Wall Street Journal

In their new book, "Spousonomics: Using Economics to Master Love, Marriage and Dirty Dishes" (Random House, 2011), authors Paula Szuchman of The Wall Street Journal and Jenny Anderson of the New York Times argue that economic principles can serve as a guide to a happy marriage. [Interactive Graphic]

Get Out of My Way, You Jerk!

Researchers Study 'Sidewalk Rage,' Seeking Insights on Anger's Origins and Coping Techniques

Wall Street Journal

You don't need a car to get road rage.

For many people, few things are more infuriating than slow walkers—those seemingly inconsiderate people who clog up sidewalks, grocery aisles and airport hallways while others fume behind them.

Hell on Wheels: Is there no end to the stream of traffic insults?

Even though traffic levels are generally down because of the recession, our streets feel meaner. Faster-paced lifestyles, angst about the economy, more distractions, less civility, a glut of downtown paving projects — it all adds up to more bile for many of us.
By Bob Young

EVERYONE'S GIVING me the finger.

Driving or walking, doesn't seem to matter. Men and women, they're both putting the "ass" back in passive-aggressive.

Health benefits of falling and staying in love

By Rachel Saslow
Washington Post

Love may make the world go 'round, but is it powerful enough to lower one's blood pressure, reduce depression and speed the healing of an injury? With Valentine's Day just around the corner, we set out to find the answer and discovered that science says yes.

Sunday, February 13, 2011

On the World’s Largest Cruise Ship, the Sea Is an Afterthought

New York Times

I WAS standing in Central Park in the middle of the Caribbean Sea near an Indian mangosteen tree, a Malaysian olive tree, a number of elephant ears and a total of 96 other species of plant. Birds were tweeting and mothers, as diversely global as the plants, pushed strollers along the paths. A little girl twirled in a pink dress. [Slide Show] [Interactive Graphic]

Have You Charged Your Eyeglasses Today?

New York Times

A NEW device may be joining smartphones, iPads and music players that you have to charge overnight: electronic eyeglasses. These glasses have tiny batteries, microchips and assorted electronics to turn reading power on when you need it and off when you don’t.
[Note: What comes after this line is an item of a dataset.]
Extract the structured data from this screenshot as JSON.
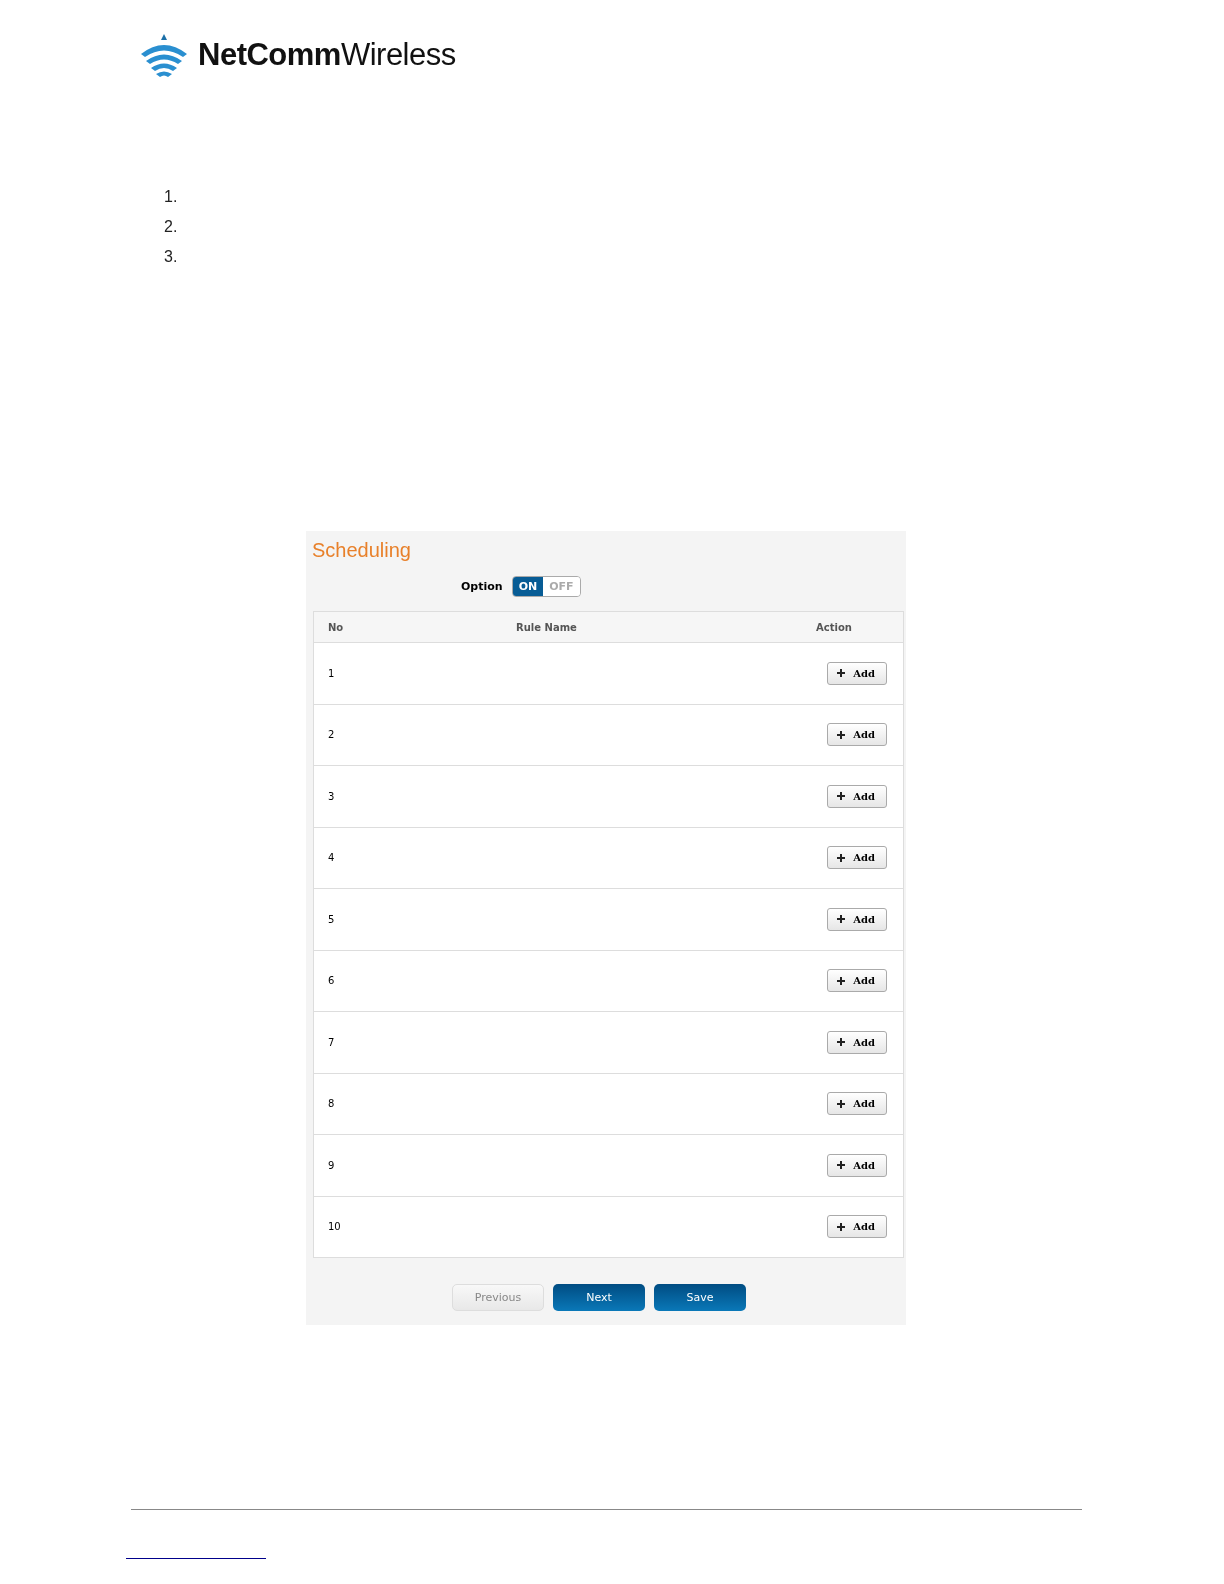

Seattle's Woodland Park Zoo welcomes baby ocelot

Woodland Park Zoo welcomed its newest furry friend to the world Jan. 15, when a mother ocelot gave birth to a single kitten.
By Seattle Times staff

Woodland Park Zoo welcomed its newest furry friend to the world Jan. 15, when a mother ocelot gave birth to a single kitten.

'Maria, Maria, I've Just Met A Goose Named Maria...'

In L.A., a Bird Bonds With Mr. Ehrler, but Renovation May Force Her Out

Wall Street Journal

LOS ANGELES—City engineers planning to clean up a 143-year-old lake here are ruffling the feathers of a celebrity couple. [Slide Show]

As Weather Worsens, So Do Manners

Wall Street Journal

Complaints about bad snow etiquette are flying like snowballs this winter, as one blizzard comes on the heels of another.

Sometimes, Justice Can Play Politics

New York Times

WHAT is it about those robes? They are only flimsy bits of wools, enlivened in a few cases by some very European lace at the collar. Yet the moment our Supreme Court justices put them on, a segment of the concerned public imagines that they have become priests consecrated to the sacred order of the Constitution.

Clues May Reveal When a Person Is Faking Remorse

Study finds telltale signs include emotional swings and hesitation when speaking.
Health Day
U. S. Department of Health and Human Services (HHS)

FRIDAY, Feb. 11 (HealthDay News) -- When someone is trying to fake remorse, they display a greater range of emotional expressions, switching from one emotion to another very quickly, and speak with more hesitation, researchers have found.